CHICAGO (WSIL) -- Governor JB Pritzker is expected to sign a controversial criminal justice bill Monday at 12 p.m. at Chicago State University.
House Bill 3653 passed in mid-January and has been on Pritzker's desk waiting to be signed into law. Some of the major reforms include ending cash bail by 2023, limiting use of force by officers, and mandating body cameras by 2025.
The bill has drawn harsh criticism from state's attorneys, law enforcement, and Republican lawmakers.
“We have significant concerns that criminals who commit acts of violence and other dangerous crimes such as robbery, burglary, and arson will be right back on the streets within days able to victimize more people. This is not acceptable,”Rep. Patrick Windhorst (R-Metropolis)
"In the early hours of the morning, Democrat lawmakers dumped a 700-page criminal justice reform proposal on our desks, leaving us no time to review the measure in its entirety, seek public input or gather law enforcement feedback. This bill is a dangerous proposal that makes it easier for offenders to commit violent crimes, eliminates cash bail and endangers the safety of our citizens. I stand with the men and women of our law enforcement who bravely serve each-and-every day. I am beyond disappointed that this is how such a vitally important proposal was rammed through the Senate chamber, without full consideration of the consequences this bill will have on our law enforcement profession and the wellbeing and safety of our communities. This is not how reform should be done and this is not a bill I support."Senator Dale Fowler (R-Harrisburg)
“This is not the way to conduct the peoples’ business. The Senate passed the bill at 5 in the morning and the House passed it 4 hours later with less than an hour of debate,” Severin said. “That kind of heavy-handed display of raw political power is what turns people off to politics and leaves people ultimately disengaged and disenfranchised. I ask that the Governor veto this irresponsible legislation and implore Democrats to work with Republicans, law enforcement, and labor to provide legislative fixes for the many fatal flaws contained in the legislation as it passed the House and Senate.”Rep. Dave Severin (R-Benton)
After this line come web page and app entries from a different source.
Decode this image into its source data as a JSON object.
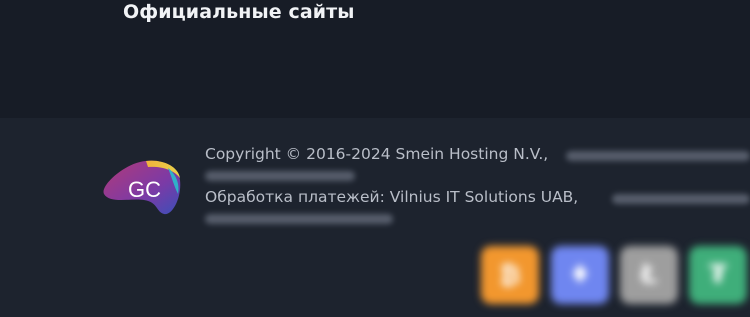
{
  "heading": "Официальные сайты",
  "logo": {
    "text": "GC"
  },
  "footer": {
    "copyright_line": "Copyright © 2016-2024 Smein Hosting N.V.,",
    "payments_line": "Обработка платежей: Vilnius IT Solutions UAB,"
  },
  "payment_methods": [
    {
      "name": "bitcoin-icon",
      "color": "#f2972e",
      "glyph": "₿"
    },
    {
      "name": "ethereum-icon",
      "color": "#6f86f0",
      "glyph": "♦"
    },
    {
      "name": "litecoin-icon",
      "color": "#9e9e9e",
      "glyph": "Ł"
    },
    {
      "name": "tether-icon",
      "color": "#3fae7a",
      "glyph": "₮"
    }
  ]
}
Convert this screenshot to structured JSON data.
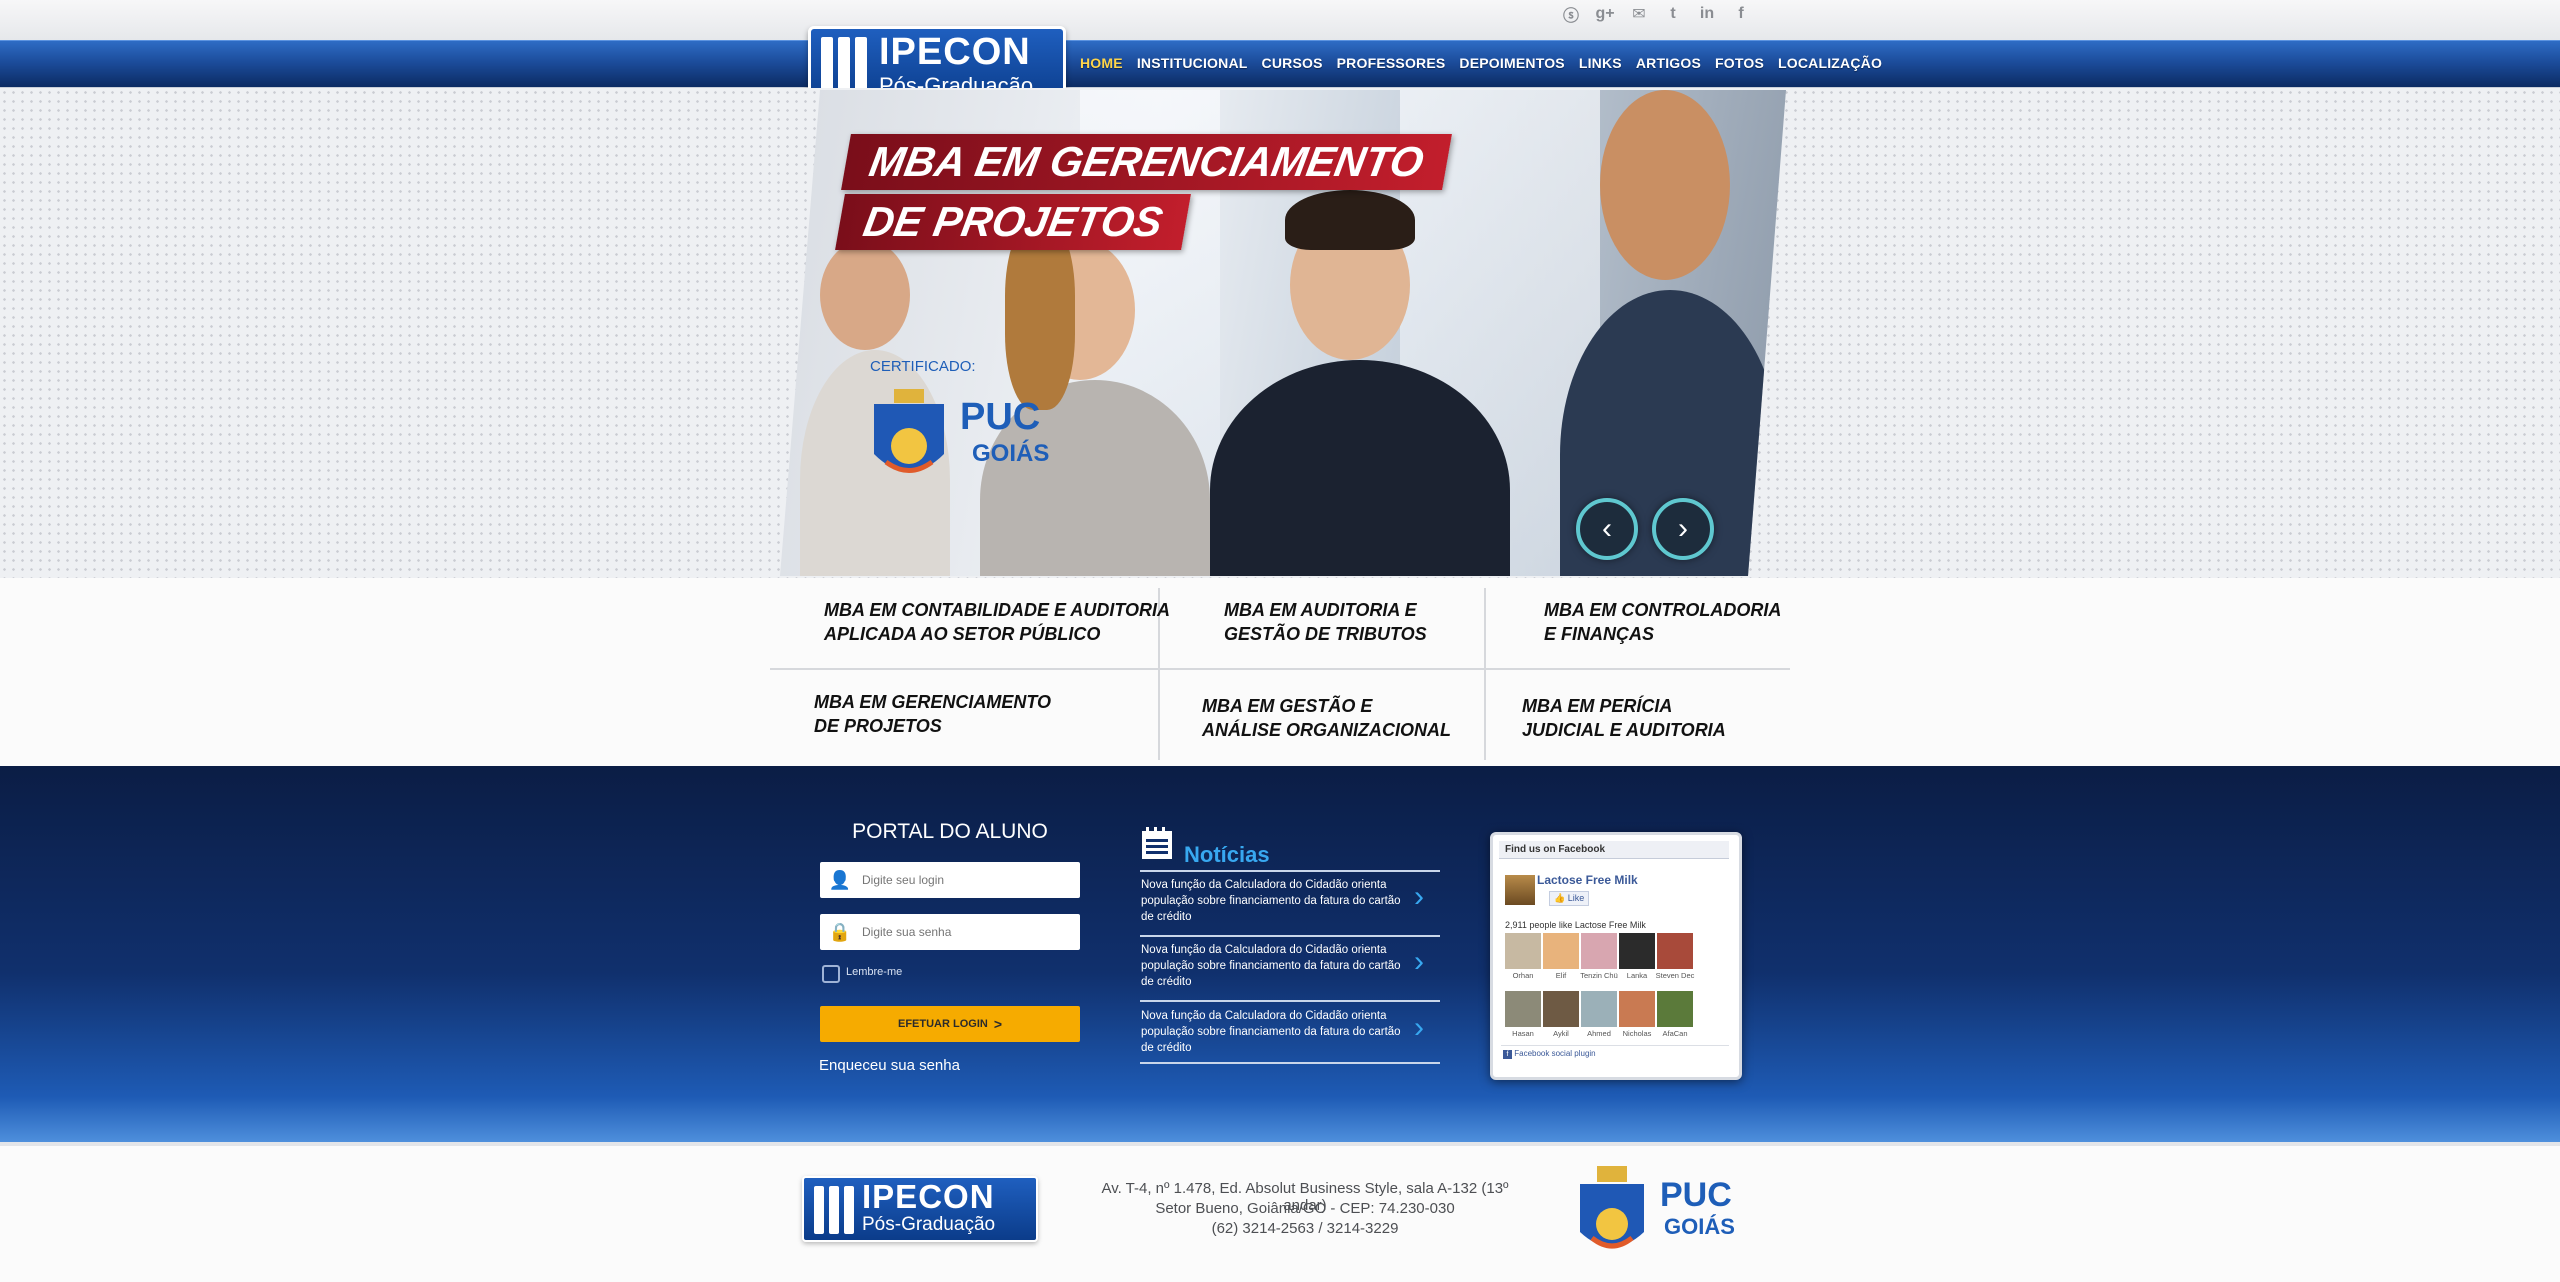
{
  "brand": {
    "name": "IPECON",
    "subtitle": "Pós-Graduação"
  },
  "social_icons": [
    "skype-icon",
    "google-plus-icon",
    "email-icon",
    "twitter-icon",
    "linkedin-icon",
    "facebook-icon"
  ],
  "nav": {
    "items": [
      {
        "label": "HOME",
        "active": true
      },
      {
        "label": "INSTITUCIONAL"
      },
      {
        "label": "CURSOS"
      },
      {
        "label": "PROFESSORES"
      },
      {
        "label": "DEPOIMENTOS"
      },
      {
        "label": "LINKS"
      },
      {
        "label": "ARTIGOS"
      },
      {
        "label": "FOTOS"
      },
      {
        "label": "LOCALIZAÇÃO"
      }
    ]
  },
  "hero": {
    "title_line1": "MBA EM GERENCIAMENTO",
    "title_line2": "DE PROJETOS",
    "certificate_label": "CERTIFICADO:",
    "certificate_name_1": "PUC",
    "certificate_name_2": "GOIÁS",
    "prev_icon": "chevron-left-icon",
    "next_icon": "chevron-right-icon"
  },
  "courses": [
    {
      "line1": "MBA EM CONTABILIDADE E AUDITORIA",
      "line2": "APLICADA AO SETOR PÚBLICO"
    },
    {
      "line1": "MBA EM AUDITORIA E",
      "line2": "GESTÃO DE TRIBUTOS"
    },
    {
      "line1": "MBA EM CONTROLADORIA",
      "line2": "E FINANÇAS"
    },
    {
      "line1": "MBA EM GERENCIAMENTO",
      "line2": "DE PROJETOS"
    },
    {
      "line1": "MBA EM GESTÃO E",
      "line2": "ANÁLISE ORGANIZACIONAL"
    },
    {
      "line1": "MBA EM PERÍCIA",
      "line2": "JUDICIAL E AUDITORIA"
    }
  ],
  "portal": {
    "title": "PORTAL DO ALUNO",
    "login_placeholder": "Digite seu login",
    "password_placeholder": "Digite sua senha",
    "remember_label": "Lembre-me",
    "login_button": "EFETUAR LOGIN",
    "forgot_link": "Enqueceu sua senha"
  },
  "news": {
    "title": "Notícias",
    "items": [
      {
        "text": "Nova função da Calculadora do Cidadão orienta população sobre financiamento da fatura do cartão de crédito"
      },
      {
        "text": "Nova função da Calculadora do Cidadão orienta população sobre financiamento da fatura do cartão de crédito"
      },
      {
        "text": "Nova função da Calculadora do Cidadão orienta população sobre financiamento da fatura do cartão de crédito"
      }
    ]
  },
  "facebook": {
    "header": "Find us on Facebook",
    "page_name": "Lactose Free Milk",
    "like_label": "Like",
    "count_text": "2,911 people like Lactose Free Milk",
    "fans": [
      "Orhan",
      "Elif",
      "Tenzin Chü",
      "Lanka",
      "Steven Dec",
      "Hasan",
      "Aykil",
      "Ahmed",
      "Nicholas",
      "AfaCan"
    ],
    "plugin_label": "Facebook social plugin"
  },
  "footer": {
    "address_line1": "Av. T-4, nº 1.478, Ed. Absolut Business Style, sala A-132 (13º andar)",
    "address_line2": "Setor Bueno, Goiânia/GO - CEP: 74.230-030",
    "phone": "(62) 3214-2563 / 3214-3229",
    "partner_1": "PUC",
    "partner_2": "GOIÁS"
  }
}
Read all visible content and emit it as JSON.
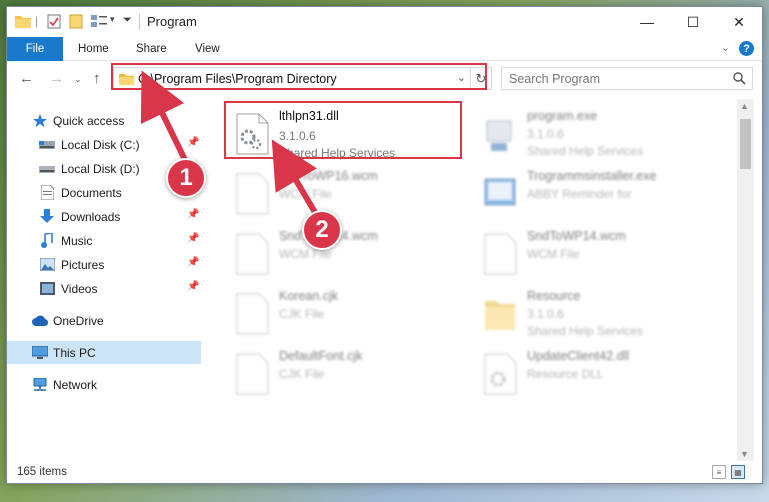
{
  "window": {
    "title": "Program",
    "controls": {
      "minimize": "—",
      "maximize": "☐",
      "close": "✕"
    }
  },
  "ribbon": {
    "tabs": [
      "File",
      "Home",
      "Share",
      "View"
    ],
    "help": "?"
  },
  "address": {
    "path": "C:\\Program Files\\Program Directory",
    "search_placeholder": "Search Program"
  },
  "sidebar": {
    "items": [
      {
        "label": "Quick access",
        "icon": "star-icon",
        "pinned": false
      },
      {
        "label": "Local Disk (C:)",
        "icon": "drive-icon",
        "pinned": true
      },
      {
        "label": "Local Disk (D:)",
        "icon": "drive-icon",
        "pinned": true
      },
      {
        "label": "Documents",
        "icon": "documents-icon",
        "pinned": true
      },
      {
        "label": "Downloads",
        "icon": "download-icon",
        "pinned": true
      },
      {
        "label": "Music",
        "icon": "music-icon",
        "pinned": true
      },
      {
        "label": "Pictures",
        "icon": "pictures-icon",
        "pinned": true
      },
      {
        "label": "Videos",
        "icon": "videos-icon",
        "pinned": true
      },
      {
        "label": "OneDrive",
        "icon": "cloud-icon",
        "pinned": false
      },
      {
        "label": "This PC",
        "icon": "computer-icon",
        "pinned": false,
        "selected": true
      },
      {
        "label": "Network",
        "icon": "network-icon",
        "pinned": false
      }
    ]
  },
  "files": [
    {
      "name": "lthlpn31.dll",
      "line1": "3.1.0.6",
      "line2": "Shared Help Services",
      "highlighted": true
    },
    {
      "name": "program.exe",
      "line1": "3.1.0.6",
      "line2": "Shared Help Services"
    },
    {
      "name": "SndToWP16.wcm",
      "line1": "WCM File",
      "line2": ""
    },
    {
      "name": "Trogrammsinstaller.exe",
      "line1": "ABBY Reminder for",
      "line2": ""
    },
    {
      "name": "SndToWP14.wcm",
      "line1": "WCM File",
      "line2": ""
    },
    {
      "name": "SndToWP14.wcm",
      "line1": "WCM File",
      "line2": ""
    },
    {
      "name": "Korean.cjk",
      "line1": "CJK File",
      "line2": ""
    },
    {
      "name": "Resource",
      "line1": "3.1.0.6",
      "line2": "Shared Help Services"
    },
    {
      "name": "DefaultFont.cjk",
      "line1": "CJK File",
      "line2": ""
    },
    {
      "name": "UpdateClient42.dll",
      "line1": "Resource DLL",
      "line2": ""
    }
  ],
  "status": {
    "items": "165 items"
  },
  "callouts": [
    "1",
    "2"
  ],
  "colors": {
    "accent": "#1979ca",
    "highlight": "#d9364a",
    "selected": "#cce4f7"
  }
}
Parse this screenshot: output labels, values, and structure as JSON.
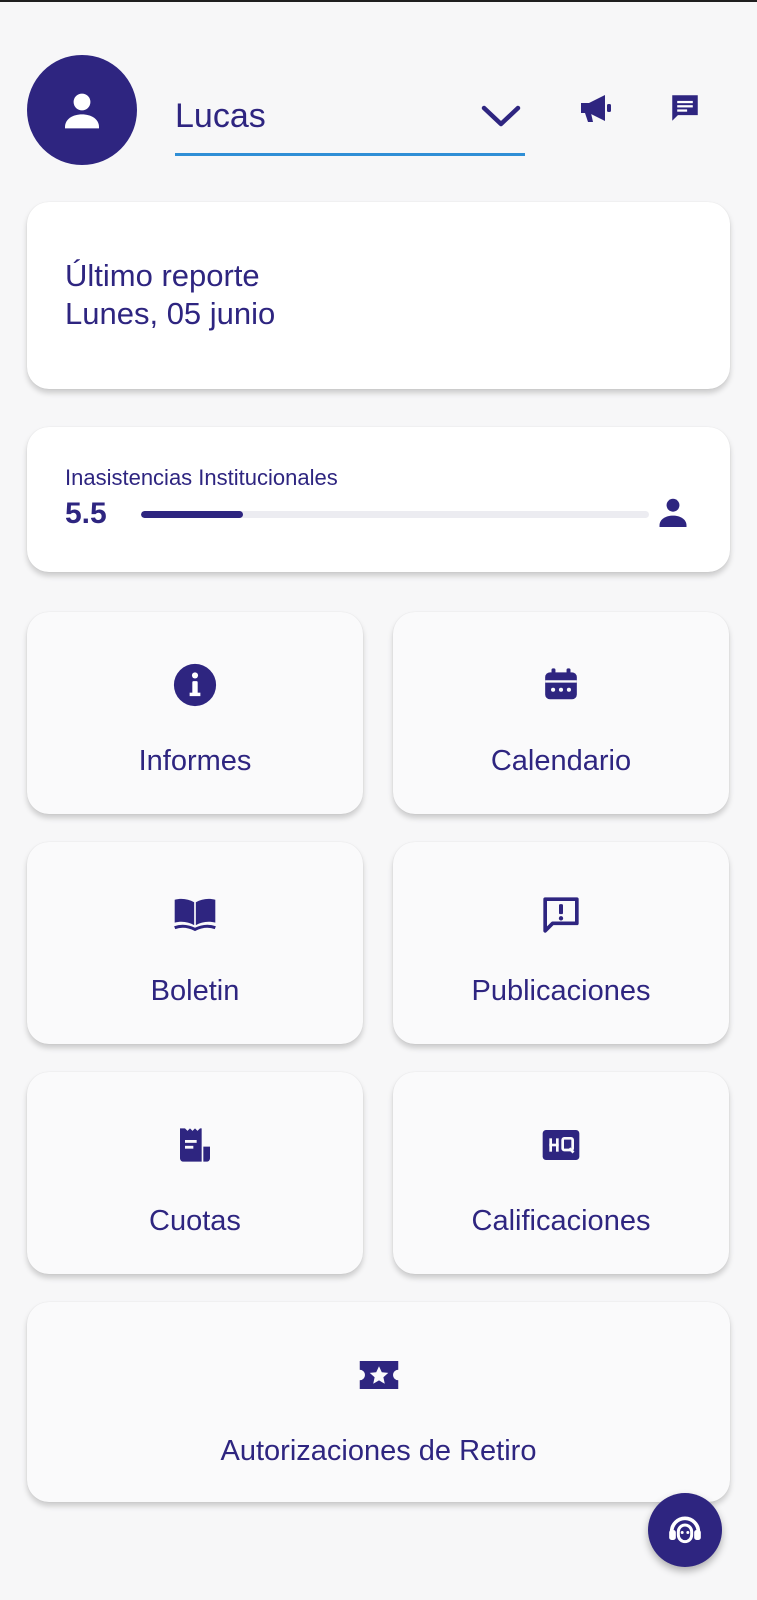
{
  "header": {
    "student_name": "Lucas"
  },
  "report": {
    "line1": "Último reporte",
    "line2": "Lunes, 05 junio"
  },
  "absences": {
    "label": "Inasistencias Institucionales",
    "value": "5.5",
    "progress_fraction": 0.2
  },
  "menu": {
    "informes": "Informes",
    "calendario": "Calendario",
    "boletin": "Boletin",
    "publicaciones": "Publicaciones",
    "cuotas": "Cuotas",
    "calificaciones": "Calificaciones",
    "autorizaciones": "Autorizaciones de Retiro"
  },
  "colors": {
    "primary": "#2e2580",
    "accent_underline": "#2f8fd6",
    "background": "#f7f7f8"
  }
}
In addition to what's in the bill, many Illinois Republicans scoffed when lawmakers were given less than two hours to debate and read over it before a vote in the early morning hours of January 13.